    2. Social organization at the community level
    3. Participatory Research Procedures: Finding stakeholders
  9. Women in Development
    1. Women's Groups
    2. Cross-cultural variability
  10. Advocacy Anthropology
    1. Anthropology and natural resource management
    2. Social impact assessments
  11. Cultural Advocacy
    1. Endangered cultures
    2. Public and Applied Archaeology
    3. Heritage Conservation, UNESCO and other Institutional Conservation Entities
    4. Archaeological Ethnographies and Collaborative Approaches
    5. Museum Studies and Museologists
    6. Decolonizing Archaeology and Museology
  12. Community Advocacy
    1. Urban anthropology
    2. Law enforcement
  13. Anthropology in the Service Setting
    1. Participatory Research Procedures
    2. Rapid Assessment Procedures
  14. Social Work Contexts and Policy
  15. Legal Anthropology: Applications of cross-cultural knowledge
    1. Immigrants, labor laws, health and crime
    2. Refugees and Resettlement

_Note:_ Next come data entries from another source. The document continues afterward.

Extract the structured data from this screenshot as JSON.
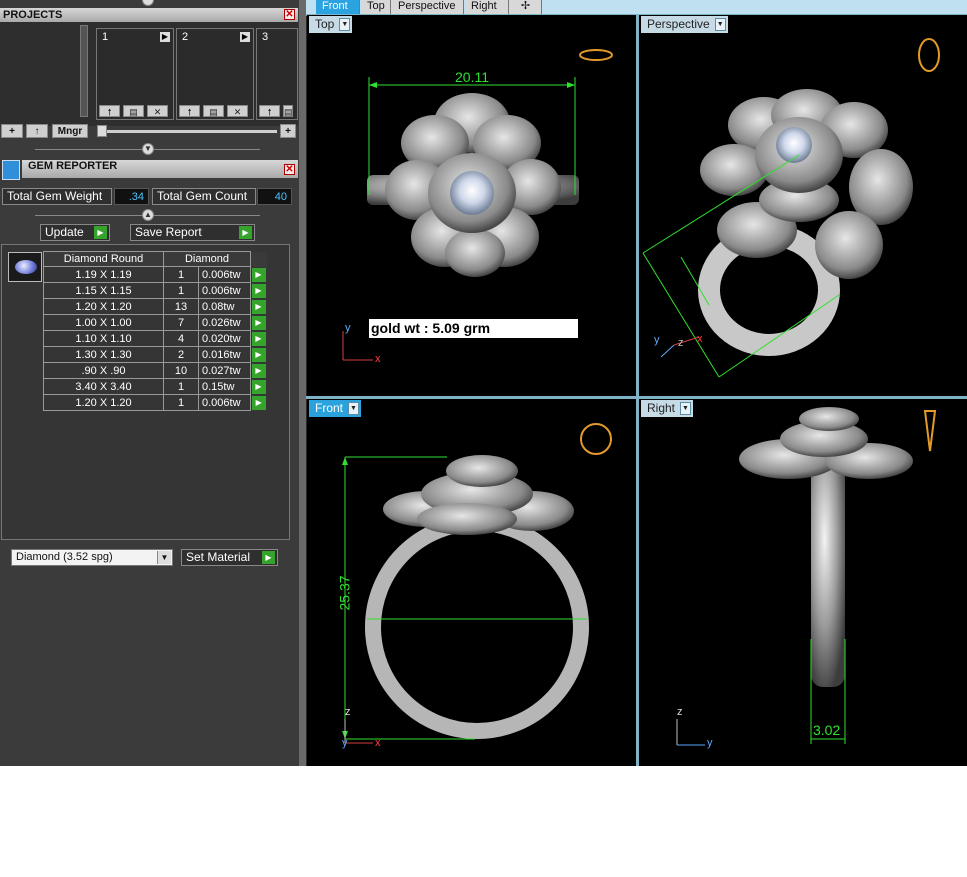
{
  "projects": {
    "title": "PROJECTS",
    "slots": [
      {
        "num": "1"
      },
      {
        "num": "2"
      },
      {
        "num": "3"
      }
    ],
    "toolbar": {
      "add": "+",
      "up": "↑",
      "mngr": "Mngr",
      "plus": "+"
    }
  },
  "gem_reporter": {
    "title": "GEM REPORTER",
    "total_weight_label": "Total Gem Weight",
    "total_weight_value": ".34",
    "total_count_label": "Total Gem Count",
    "total_count_value": "40",
    "update_label": "Update",
    "save_report_label": "Save Report",
    "table": {
      "col1": "Diamond Round",
      "col2": "Diamond",
      "rows": [
        {
          "size": "1.19 X 1.19",
          "qty": "1",
          "wt": "0.006tw"
        },
        {
          "size": "1.15 X 1.15",
          "qty": "1",
          "wt": "0.006tw"
        },
        {
          "size": "1.20 X 1.20",
          "qty": "13",
          "wt": "0.08tw"
        },
        {
          "size": "1.00 X 1.00",
          "qty": "7",
          "wt": "0.026tw"
        },
        {
          "size": "1.10 X 1.10",
          "qty": "4",
          "wt": "0.020tw"
        },
        {
          "size": "1.30 X 1.30",
          "qty": "2",
          "wt": "0.016tw"
        },
        {
          "size": ".90 X .90",
          "qty": "10",
          "wt": "0.027tw"
        },
        {
          "size": "3.40 X 3.40",
          "qty": "1",
          "wt": "0.15tw"
        },
        {
          "size": "1.20 X 1.20",
          "qty": "1",
          "wt": "0.006tw"
        }
      ]
    },
    "material_select": "Diamond    (3.52 spg)",
    "set_material_label": "Set Material"
  },
  "tabs": [
    {
      "label": "Front"
    },
    {
      "label": "Top"
    },
    {
      "label": "Perspective"
    },
    {
      "label": "Right"
    }
  ],
  "viewports": {
    "top": {
      "label": "Top",
      "dimension": "20.11",
      "note": "gold wt : 5.09 grm",
      "axis_v": "y",
      "axis_h": "x"
    },
    "perspective": {
      "label": "Perspective",
      "axis_y": "y",
      "axis_z": "z",
      "axis_x": "x"
    },
    "front": {
      "label": "Front",
      "dimension": "25.37",
      "axis_v": "z",
      "axis_h": "x",
      "axis_o": "y"
    },
    "right": {
      "label": "Right",
      "dimension": "3.02",
      "axis_v": "z",
      "axis_h": "y"
    }
  },
  "colors": {
    "accent": "#29a2de",
    "go": "#36a32c",
    "dim": "#2fe12f"
  }
}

    3. Gender and education among Hispanic immigrants
  16. Business and Organizational Anthropology
    1. Intercultural training
    2. Business Strategy and anthropology and methods

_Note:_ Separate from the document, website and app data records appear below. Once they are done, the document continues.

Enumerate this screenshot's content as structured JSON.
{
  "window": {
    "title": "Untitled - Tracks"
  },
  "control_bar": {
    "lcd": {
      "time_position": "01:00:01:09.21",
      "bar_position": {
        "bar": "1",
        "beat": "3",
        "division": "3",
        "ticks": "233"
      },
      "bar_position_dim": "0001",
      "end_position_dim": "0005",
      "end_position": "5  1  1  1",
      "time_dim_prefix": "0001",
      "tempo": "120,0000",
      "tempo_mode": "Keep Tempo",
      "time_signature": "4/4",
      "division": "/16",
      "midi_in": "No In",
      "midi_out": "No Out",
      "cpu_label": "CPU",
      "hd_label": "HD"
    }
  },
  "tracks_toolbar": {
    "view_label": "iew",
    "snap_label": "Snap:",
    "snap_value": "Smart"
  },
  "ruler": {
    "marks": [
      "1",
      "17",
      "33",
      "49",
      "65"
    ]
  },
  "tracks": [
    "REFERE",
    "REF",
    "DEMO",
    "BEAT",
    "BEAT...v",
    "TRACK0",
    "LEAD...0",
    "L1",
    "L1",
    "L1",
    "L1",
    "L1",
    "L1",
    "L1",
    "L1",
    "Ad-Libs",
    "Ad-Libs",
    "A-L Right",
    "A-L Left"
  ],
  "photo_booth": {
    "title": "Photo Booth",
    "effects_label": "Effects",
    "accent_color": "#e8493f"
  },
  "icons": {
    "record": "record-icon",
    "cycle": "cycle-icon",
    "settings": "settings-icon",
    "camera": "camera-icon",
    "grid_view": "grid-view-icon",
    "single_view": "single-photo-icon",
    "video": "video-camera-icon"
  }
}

    3. International Business
  17. The Growth of Organizational Anthropology
    1. Corporate anthropology
  18. Social Marketing Applications
    1. Parallels to Cultural Anthropology
  19. Applied Medical Anthropology
    1. Core concepts in Medical Anthropology
    2. Biomedical and ethnomedical perspectives
    3. Clinical medical anthropology, health policy planning and education
      1. HIV/Aids in Africa
      2. Doctor-patient aids and cross-cultural differences
      3. Preventative health care
  20. Careers in Applied Anthropology
    1. Forensics
Methods of Evaluation -
  1. Library research analysis
  2. Group presentations
  3. Field work and field notes
  4. Research paper
  5. Oral Presentations
  6. Exams
Representative Text(s) -
Gwynee, Margaret. Applied Anthropology: A Career Oriented Approach. Boston: Allyn and Bacon, 2003.
Ferraro, Gary. Cultural Anthropology: An Applied Perspective. Seventh Edition. Wadsworth Publishing, 2007.

Disciplines -
Method of Instruction -
Lecture, Discussion, Cooperative learning exercises, Oral presentations, Demonstration, Community service, Field trips.
Lab Content -
Not applicable.
Types and/or Examples of Required Reading, Writing and Outside of Class Assignments -
  1. Three hour applied ethnographic analysis of a location or group in the south bay region. For example, a study may include the Mountain View Dayworker Center and a reflection and assessment of issues facing undocumented laborers in the South Bay.
  2. Roundtable discussions and presentations about nature of applied anthropological issues.
  3. Midterm and Final Exams.
  4. Journals submitted that cover the job shadowing experiences.